3. Sashiyama H, Abe Y, Miyazawa Y, Nagashima T, Hasegawa M, Okuyama K, et al. Primary non-Hodgkin's lymphoma of the male breast: a case report. Breast Cancer. 1999;6:55–8.
crossref pmid
4. Murata T, Kuroda H, Nakahama T, Goshima H, Shiraishi T, Yatani R. Primary non-Hodgkin malignant lymphoma of the male breast. Jpn J Clin Oncol. 1996;26:243–7.
crossref pmid
5. Kohara H, Ueoka H, Tabata M, Shinagawa K, Hayashi K, Harada M. High-dose etoposide treatment for CNS involvement in a patient with primary non-Hodgkin's lymphoma of the breast. Intern Med. 1997;36:738–41.
crossref pmid
6. Kim SH, Ezekiel MP, Kim RY. Primary lymphoma of the breast: breast mass as an initial symptom. Am J Clin Oncol. 1999;22:381–3.
crossref pmid
7. Cabras MG, Amichetti M, Nagliati M, Orru P, Mamusa AM, Angelucci E. Primary non-Hodgkin's lymphoma of the breast: a report of 11 cases. Haematologica. 2004;89:1527–8.
8. Mpallas G, Simatos G, Tasidou A, Patra E, Galateros G, Lakiotis G, et al. Primary breast lymphoma in a male patient. Breast. 2004;13:436–8.
crossref pmid
9. Gualco G, Chioato L, Harrington WJ Jr, Weiss LM, Bacchi CE. Primary and secondary T-cell lymphomas of the breast: clinico-pathologic features of 11 cases. Appl Immunohistochem Mol Morphol. 2009;17:301–6.
crossref pmid pmc
10. Ryan G, Martinelli G, Kuper-Hommel M, Tsang R, Pruneri G, Yuen K, et al. Primary diffuse large B-cell lymphoma of the breast: prognostic factors and outcomes of a study by the International Extranodal Lymphoma Study Group. Ann Oncol. 2008;19:233–41.
crossref pmid
11. Duman BB, Sahin B, Guvenc B, Ergin M. Lymphoma of the breast in a male patient. Med Oncol. 2011;28 Suppl 1:S490–3.
12. Alhabshi SM, Ismail Z, Arasaratnam SA. Primary non-hodgkin B cell lymphoma in a man. Iran J Radiol. 2011;8:3941.
pmid pmc
13. Rathod J, Taori K, Disawal A, Gour P, Dhakate S, Mone R, et al. A rare case of male primary breast lymphoma.

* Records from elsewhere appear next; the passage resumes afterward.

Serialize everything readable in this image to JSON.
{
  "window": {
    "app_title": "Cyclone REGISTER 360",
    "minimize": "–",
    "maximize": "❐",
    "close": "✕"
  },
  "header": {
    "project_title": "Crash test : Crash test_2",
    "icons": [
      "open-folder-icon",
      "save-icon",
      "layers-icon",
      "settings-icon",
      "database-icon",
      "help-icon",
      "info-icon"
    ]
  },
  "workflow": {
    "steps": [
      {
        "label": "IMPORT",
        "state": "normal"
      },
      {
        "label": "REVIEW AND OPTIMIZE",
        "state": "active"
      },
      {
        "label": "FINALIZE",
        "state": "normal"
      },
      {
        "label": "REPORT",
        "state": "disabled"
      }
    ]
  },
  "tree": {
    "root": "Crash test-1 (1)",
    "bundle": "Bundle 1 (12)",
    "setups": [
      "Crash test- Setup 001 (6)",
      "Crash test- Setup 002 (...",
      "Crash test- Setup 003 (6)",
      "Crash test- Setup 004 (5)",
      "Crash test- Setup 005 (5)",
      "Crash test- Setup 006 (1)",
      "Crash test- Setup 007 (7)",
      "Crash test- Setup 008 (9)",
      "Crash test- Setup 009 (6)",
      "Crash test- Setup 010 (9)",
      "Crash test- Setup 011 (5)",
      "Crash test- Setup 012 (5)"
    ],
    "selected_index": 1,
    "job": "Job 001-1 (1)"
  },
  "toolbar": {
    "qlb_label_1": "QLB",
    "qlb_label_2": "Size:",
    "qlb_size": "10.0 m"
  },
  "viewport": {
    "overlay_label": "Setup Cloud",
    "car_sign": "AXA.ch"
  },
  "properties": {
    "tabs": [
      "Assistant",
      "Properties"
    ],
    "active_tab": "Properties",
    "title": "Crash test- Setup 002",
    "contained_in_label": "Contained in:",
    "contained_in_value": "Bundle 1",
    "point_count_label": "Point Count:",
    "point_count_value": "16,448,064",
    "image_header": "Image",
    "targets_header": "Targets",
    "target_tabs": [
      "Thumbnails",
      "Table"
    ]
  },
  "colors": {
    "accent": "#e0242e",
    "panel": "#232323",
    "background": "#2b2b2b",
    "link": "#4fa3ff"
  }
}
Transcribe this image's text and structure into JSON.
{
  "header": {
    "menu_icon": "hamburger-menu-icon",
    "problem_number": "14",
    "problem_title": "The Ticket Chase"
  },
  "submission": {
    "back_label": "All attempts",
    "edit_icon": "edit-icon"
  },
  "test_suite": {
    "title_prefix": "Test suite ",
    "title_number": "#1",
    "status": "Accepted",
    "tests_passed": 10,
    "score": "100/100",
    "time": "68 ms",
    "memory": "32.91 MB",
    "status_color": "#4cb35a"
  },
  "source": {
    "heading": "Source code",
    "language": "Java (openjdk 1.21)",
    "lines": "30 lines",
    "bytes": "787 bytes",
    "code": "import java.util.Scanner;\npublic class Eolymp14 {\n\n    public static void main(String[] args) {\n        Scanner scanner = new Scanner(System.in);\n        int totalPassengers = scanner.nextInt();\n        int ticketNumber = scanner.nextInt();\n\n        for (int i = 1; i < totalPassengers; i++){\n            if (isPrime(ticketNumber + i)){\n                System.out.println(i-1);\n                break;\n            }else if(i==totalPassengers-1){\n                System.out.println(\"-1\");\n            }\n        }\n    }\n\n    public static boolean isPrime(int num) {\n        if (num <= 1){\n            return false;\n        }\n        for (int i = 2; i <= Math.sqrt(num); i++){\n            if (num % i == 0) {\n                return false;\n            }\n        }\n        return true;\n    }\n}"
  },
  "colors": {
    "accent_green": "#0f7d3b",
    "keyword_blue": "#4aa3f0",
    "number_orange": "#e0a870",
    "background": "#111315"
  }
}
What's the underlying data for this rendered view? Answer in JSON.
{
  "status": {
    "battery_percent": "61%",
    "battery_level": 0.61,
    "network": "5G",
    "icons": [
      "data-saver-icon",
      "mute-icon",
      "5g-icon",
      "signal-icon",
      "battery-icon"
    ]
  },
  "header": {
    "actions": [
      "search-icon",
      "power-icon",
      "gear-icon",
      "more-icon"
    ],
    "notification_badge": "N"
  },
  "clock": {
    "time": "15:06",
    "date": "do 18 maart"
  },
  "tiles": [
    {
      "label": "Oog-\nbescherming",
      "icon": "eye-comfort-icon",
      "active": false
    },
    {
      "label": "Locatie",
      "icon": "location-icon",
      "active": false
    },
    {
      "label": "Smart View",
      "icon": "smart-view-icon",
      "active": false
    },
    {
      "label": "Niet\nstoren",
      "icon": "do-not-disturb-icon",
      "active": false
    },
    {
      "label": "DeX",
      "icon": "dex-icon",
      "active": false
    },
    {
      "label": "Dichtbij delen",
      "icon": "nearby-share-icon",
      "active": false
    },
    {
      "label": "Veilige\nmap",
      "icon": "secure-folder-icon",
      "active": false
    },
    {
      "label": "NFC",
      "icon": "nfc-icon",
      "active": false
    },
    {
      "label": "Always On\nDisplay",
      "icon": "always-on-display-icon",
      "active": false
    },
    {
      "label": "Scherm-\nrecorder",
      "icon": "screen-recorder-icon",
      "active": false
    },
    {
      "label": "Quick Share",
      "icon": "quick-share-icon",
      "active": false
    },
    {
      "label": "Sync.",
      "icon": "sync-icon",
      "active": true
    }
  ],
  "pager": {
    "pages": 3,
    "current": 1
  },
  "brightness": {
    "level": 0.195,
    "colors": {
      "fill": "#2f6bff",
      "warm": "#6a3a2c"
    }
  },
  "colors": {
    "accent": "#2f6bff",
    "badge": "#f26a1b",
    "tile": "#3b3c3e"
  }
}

J Breast Cancer. 2011;14:333–6.
crossref pmid pmc
14. Ganjoo K, Advani R, Mariappan MR, McMillan A, Horning S. Non-Hodgkin lymphoma of the breast. Cancer. 2007;110:25–30.
crossref pmid
15. Miura Y, Nishizawa M, Kaneko H, Watanabe M, Tsudo M. A male with primary breast lymphoma. Am J Hematol. 2009;84:191–2.
crossref pmid
PDF Links  PDF Links
PubReader  PubReader
ePub Link  ePub Link
Full text via DOI  Full text via DOI
Download Citation  Download Citation
CrossRef TDM  CrossRef TDM
Related article
Editorial Office
Korean Cancer Association
Room 1824, Gwanghwamun Officia
92 Saemunan-ro, Jongno-gu, Seoul 03186, Korea
TEL: +82-2-3276-2410   FAX: +82-2-792-1410   E-mail: journal@cancer.or.kr
About |  Browse Articles |  Current Issue |  For Authors and Reviewers
Copyright © Korean Cancer Association. All rights reserved.                 Developed in M2PI